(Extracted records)
+ + + + +

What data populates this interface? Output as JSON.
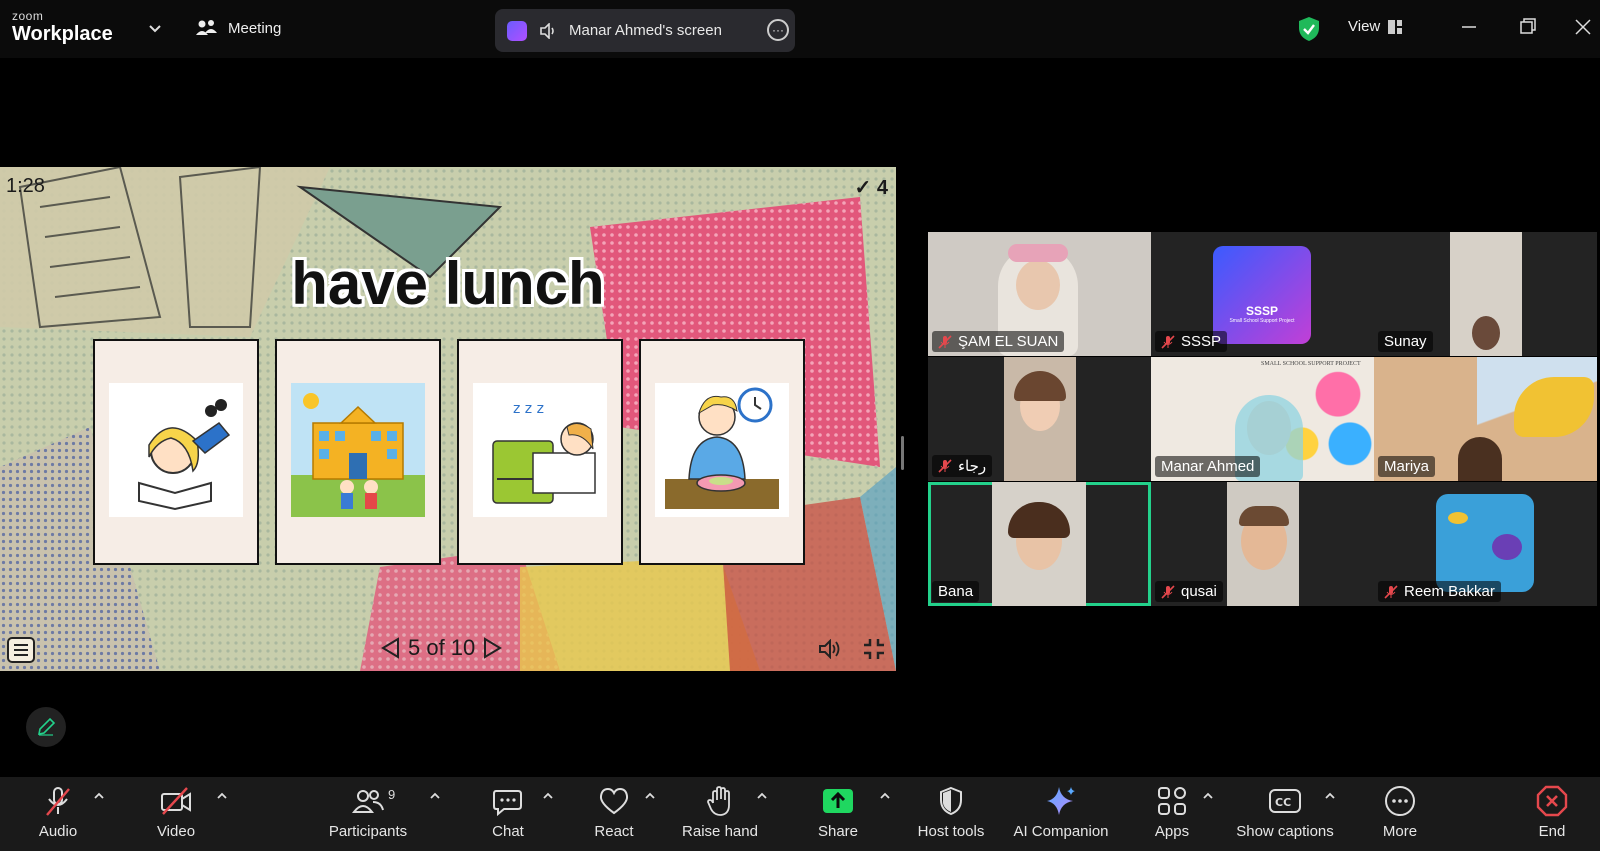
{
  "app": {
    "brand_small": "zoom",
    "brand_big": "Workplace",
    "meeting_label": "Meeting",
    "share_label": "Manar Ahmed's screen",
    "view_label": "View"
  },
  "slide": {
    "timer": "1:28",
    "score": "4",
    "title": "have lunch",
    "pager": "5 of 10",
    "cards": [
      {
        "icon": "girl-reading-icon"
      },
      {
        "icon": "school-icon"
      },
      {
        "icon": "sleeping-icon"
      },
      {
        "icon": "boy-eating-icon"
      }
    ]
  },
  "participants": [
    {
      "name": "ŞAM EL SUAN",
      "muted": true
    },
    {
      "name": "SSSP",
      "muted": true
    },
    {
      "name": "Sunay",
      "muted": false
    },
    {
      "name": "رجاء",
      "muted": true
    },
    {
      "name": "Manar Ahmed",
      "muted": false
    },
    {
      "name": "Mariya",
      "muted": false
    },
    {
      "name": "Bana",
      "muted": false,
      "active": true
    },
    {
      "name": "qusai",
      "muted": true
    },
    {
      "name": "Reem Bakkar",
      "muted": true
    }
  ],
  "sssp_logo_text": "SSSP",
  "sssp_logo_sub": "Small School Support Project",
  "banner_text": "SMALL SCHOOL SUPPORT PROJECT",
  "toolbar": {
    "audio": "Audio",
    "video": "Video",
    "participants": "Participants",
    "participants_count": "9",
    "chat": "Chat",
    "react": "React",
    "raise_hand": "Raise hand",
    "share": "Share",
    "host_tools": "Host tools",
    "ai_companion": "AI Companion",
    "apps": "Apps",
    "show_captions": "Show captions",
    "more": "More",
    "end": "End"
  },
  "colors": {
    "accent_green": "#23d18b",
    "share_green": "#1fd760",
    "end_red": "#e5484d",
    "mute_red": "#e5484d"
  }
}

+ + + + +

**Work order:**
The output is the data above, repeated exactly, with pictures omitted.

**The answer:**
What data populates this interface? Output as JSON.
{
  "app": {
    "brand_small": "zoom",
    "brand_big": "Workplace",
    "meeting_label": "Meeting",
    "share_label": "Manar Ahmed's screen",
    "view_label": "View"
  },
  "slide": {
    "timer": "1:28",
    "score": "4",
    "title": "have lunch",
    "pager": "5 of 10",
    "cards": [
      {
        "icon": "girl-reading-icon"
      },
      {
        "icon": "school-icon"
      },
      {
        "icon": "sleeping-icon"
      },
      {
        "icon": "boy-eating-icon"
      }
    ]
  },
  "participants": [
    {
      "name": "ŞAM EL SUAN",
      "muted": true
    },
    {
      "name": "SSSP",
      "muted": true
    },
    {
      "name": "Sunay",
      "muted": false
    },
    {
      "name": "رجاء",
      "muted": true
    },
    {
      "name": "Manar Ahmed",
      "muted": false
    },
    {
      "name": "Mariya",
      "muted": false
    },
    {
      "name": "Bana",
      "muted": false,
      "active": true
    },
    {
      "name": "qusai",
      "muted": true
    },
    {
      "name": "Reem Bakkar",
      "muted": true
    }
  ],
  "sssp_logo_text": "SSSP",
  "sssp_logo_sub": "Small School Support Project",
  "banner_text": "SMALL SCHOOL SUPPORT PROJECT",
  "toolbar": {
    "audio": "Audio",
    "video": "Video",
    "participants": "Participants",
    "participants_count": "9",
    "chat": "Chat",
    "react": "React",
    "raise_hand": "Raise hand",
    "share": "Share",
    "host_tools": "Host tools",
    "ai_companion": "AI Companion",
    "apps": "Apps",
    "show_captions": "Show captions",
    "more": "More",
    "end": "End"
  },
  "colors": {
    "accent_green": "#23d18b",
    "share_green": "#1fd760",
    "end_red": "#e5484d",
    "mute_red": "#e5484d"
  }
}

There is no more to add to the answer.